Why police officers need the protection Body Worn Video can offer - Supt Mark Rennie
This week sees the arrival of 13 new probationers, who will commence their new policing career in the Division.
When I first meet them I always highlight how I truly believe that policing Scotland’s capital is a privilege, which will provide then with some amazing, but also challenging, experiences.
It’s fair to say that policing has changed dramatically since I started as a probationer in Leith 26 years ago. At that time the levels of knife crime and alcohol-related violence were staggering. On most evenings it would be commonplace to attend a serious assault linked to a pub or a stabbing in the street and deal with the aftermath of significant violence.

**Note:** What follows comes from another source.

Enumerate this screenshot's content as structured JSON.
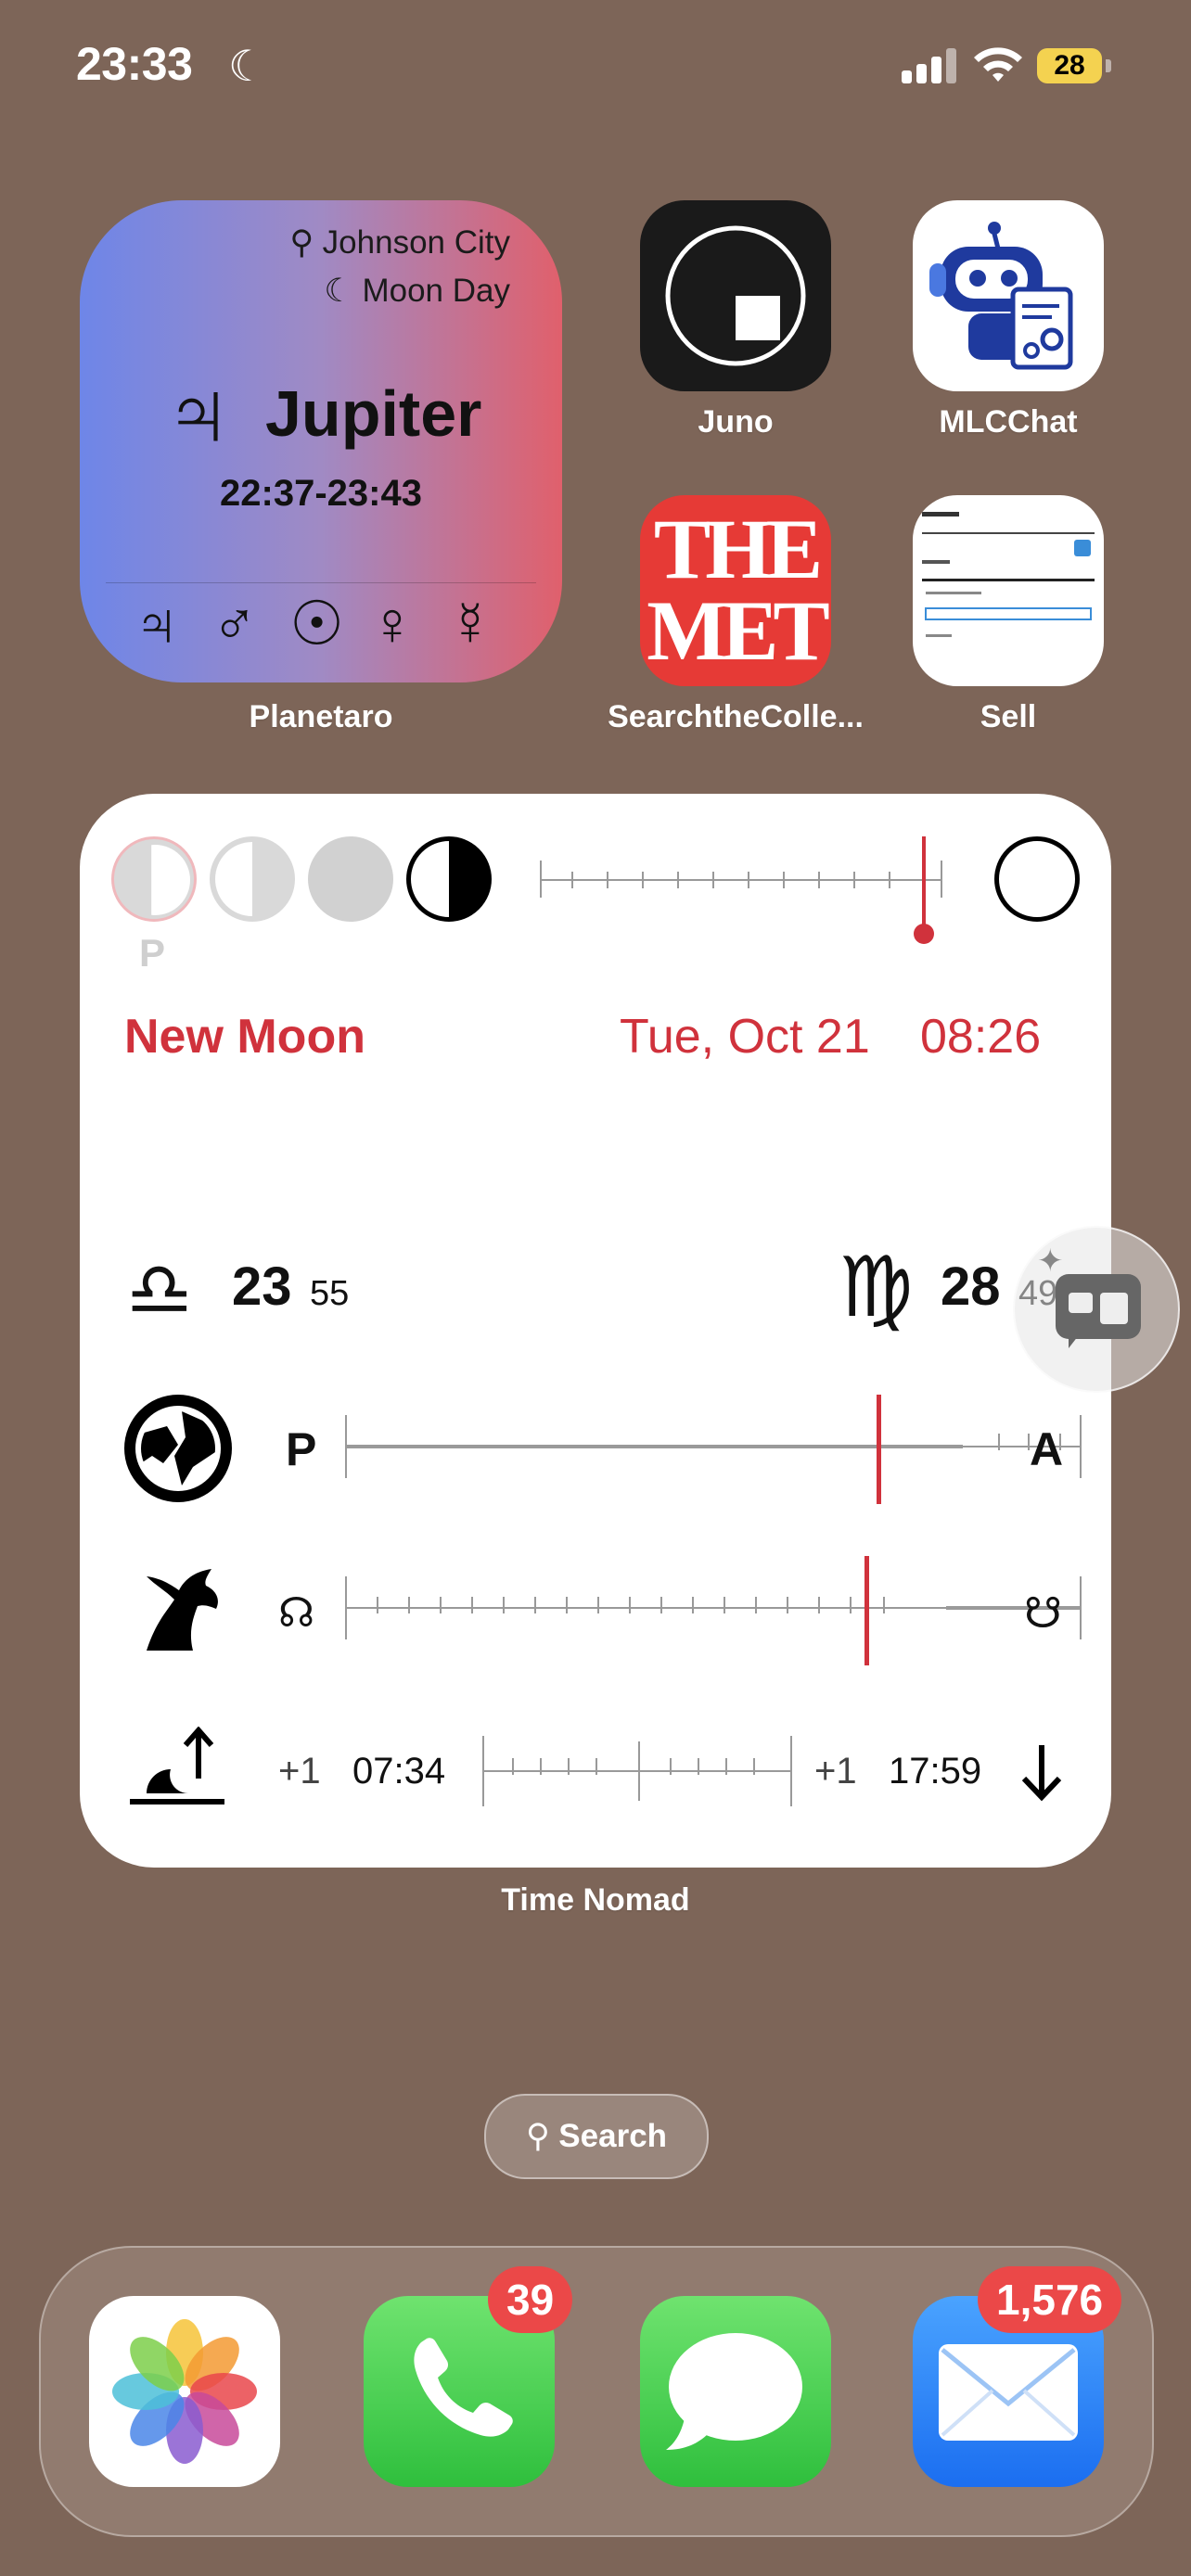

Reviewing all the city’s incidents each day, as I do now, it’s reassuring that serious violence is far less common as a result of improved management of licensed premises, better education and more stringent punishment regarding knife possession.

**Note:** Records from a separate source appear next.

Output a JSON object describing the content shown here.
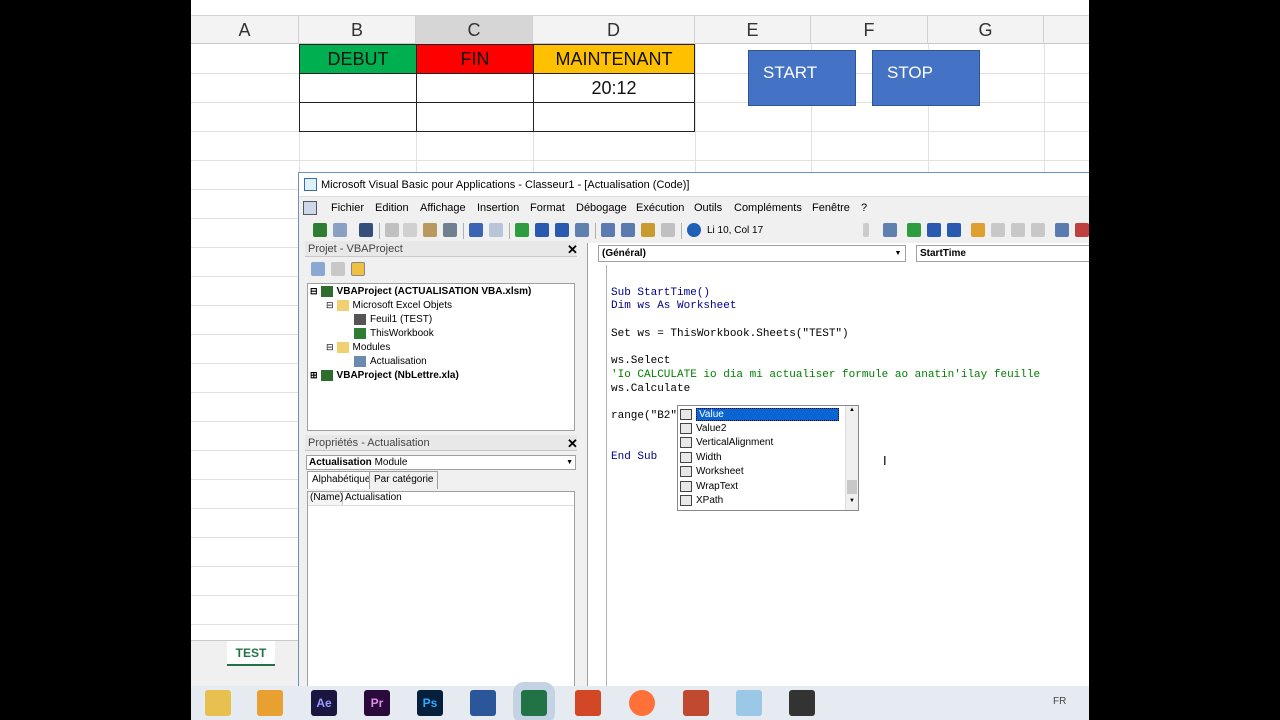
{
  "excel": {
    "columns": [
      "A",
      "B",
      "C",
      "D",
      "E",
      "F",
      "G"
    ],
    "headers": {
      "debut": "DEBUT",
      "fin": "FIN",
      "maintenant": "MAINTENANT"
    },
    "maintenant_value": "20:12",
    "start_button": "START",
    "stop_button": "STOP",
    "sheet_tab": "TEST",
    "colors": {
      "debut": "#00b050",
      "fin": "#ff0000",
      "maintenant": "#ffc000",
      "button": "#4472c4"
    }
  },
  "vbe": {
    "title": "Microsoft Visual Basic pour Applications - Classeur1 - [Actualisation (Code)]",
    "menu": [
      "Fichier",
      "Edition",
      "Affichage",
      "Insertion",
      "Format",
      "Débogage",
      "Exécution",
      "Outils",
      "Compléments",
      "Fenêtre",
      "?"
    ],
    "cursor_position": "Li 10, Col 17",
    "project_panel_title": "Projet - VBAProject",
    "tree": [
      "VBAProject (ACTUALISATION VBA.xlsm)",
      "Microsoft Excel Objets",
      "Feuil1 (TEST)",
      "ThisWorkbook",
      "Modules",
      "Actualisation",
      "VBAProject (NbLettre.xla)"
    ],
    "properties_title": "Propriétés - Actualisation",
    "properties_object": "Actualisation",
    "properties_object_type": "Module",
    "properties_tabs": [
      "Alphabétique",
      "Par catégorie"
    ],
    "properties_row": {
      "name": "(Name)",
      "value": "Actualisation"
    },
    "object_dropdown": "(Général)",
    "procedure_dropdown": "StartTime",
    "code_lines": [
      "Sub StartTime()",
      "Dim ws As Worksheet",
      "",
      "Set ws = ThisWorkbook.Sheets(\"TEST\")",
      "",
      "ws.Select",
      "'Io CALCULATE io dia mi actualiser formule ao anatin'ilay feuille",
      "ws.Calculate",
      "",
      "range(\"B2\").valu",
      "",
      "",
      "End Sub"
    ],
    "intellisense": [
      "Value",
      "Value2",
      "VerticalAlignment",
      "Width",
      "Worksheet",
      "WrapText",
      "XPath"
    ]
  },
  "taskbar": {
    "apps": [
      "file-explorer-icon",
      "media-player-icon",
      "after-effects-icon",
      "premiere-icon",
      "photoshop-icon",
      "word-icon",
      "excel-icon",
      "powerpoint-icon",
      "firefox-icon",
      "app-icon",
      "notepad-icon",
      "camera-icon"
    ],
    "labels": {
      "ae": "Ae",
      "pr": "Pr",
      "ps": "Ps"
    },
    "lang": "FR"
  }
}
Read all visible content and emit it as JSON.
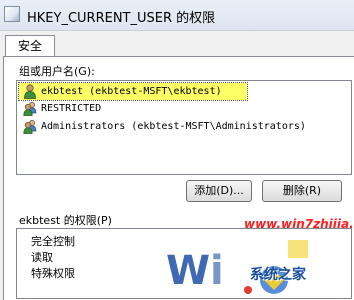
{
  "window": {
    "title": "HKEY_CURRENT_USER 的权限"
  },
  "tabs": [
    {
      "label": "安全"
    }
  ],
  "groups": {
    "label": "组或用户名(G):",
    "items": [
      {
        "name": "ekbtest (ekbtest-MSFT\\ekbtest)",
        "selected": true,
        "icon": "user-icon"
      },
      {
        "name": "RESTRICTED",
        "selected": false,
        "icon": "group-icon"
      },
      {
        "name": "Administrators (ekbtest-MSFT\\Administrators)",
        "selected": false,
        "icon": "group-icon"
      }
    ]
  },
  "buttons": {
    "add": "添加(D)...",
    "remove": "删除(R)"
  },
  "permissions": {
    "label": "ekbtest 的权限(P)",
    "items": [
      "完全控制",
      "读取",
      "特殊权限"
    ]
  },
  "watermark": {
    "url": "www.win7zhijia.cn",
    "site": "系统之家"
  },
  "colors": {
    "selection": "#ffff66",
    "watermark_red": "#ff2020",
    "watermark_blue": "#1a4d9c"
  }
}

Social media has many benefits and it’s a great way to find out what’s going on. The problem, though, is that it tends to focus disproportionately on isolated serious crimes and report incidents at an early stage when often they turn out to be less serious than the multiple police cars and crime scene tape would suggest! That disproportionate focus can give a skewed presentation of violence in the city and worry residents unnecessarily.
Please be rest assured, as I reiterate to new probationers, Edinburgh is a safe city. Serious violent incidents are rare and when they happen they tend to involve local criminals who are often in dispute with each other.
Violence towards anyone is completely unacceptable and when speaking with those officers, I reiterate the importance of their primary role to ensure public safety, provide a visible reassuring presence in communities and also support and protect each other.
Police officers carry out a unique role in society – they are there to protect the public and keep them safe. They can only effectively do that if they themselves can work safely.
Thankfully officers are now far better protected and equipped than when I started the job. Improvements in Personal Protective Equipment have made a significant difference to officer safety. Despite that, officers experience abuse and physical violence on our streets virtually on a daily basis.
For that reason, I am fully supportive of proposed moves to introduce Body Worn Video for officers. As well as gathering evidence and ensuring that officers can record behaviour and justify their actions, I do think this will provide a mechanism to support them further and deter those who may potentially engage in violence towards them.
Our consultation is now open and is available on the Police Scotland website and I would encourage everyone to provide their views. An open and transparent service is key to policing by consent and Body Worn Video will not only help Police Scotland achieve that, but ensure those new officers starting their policing career are supported and protected whilst they discharge their duty to protect the public.
Supt Mark Rennie, Edinburgh Division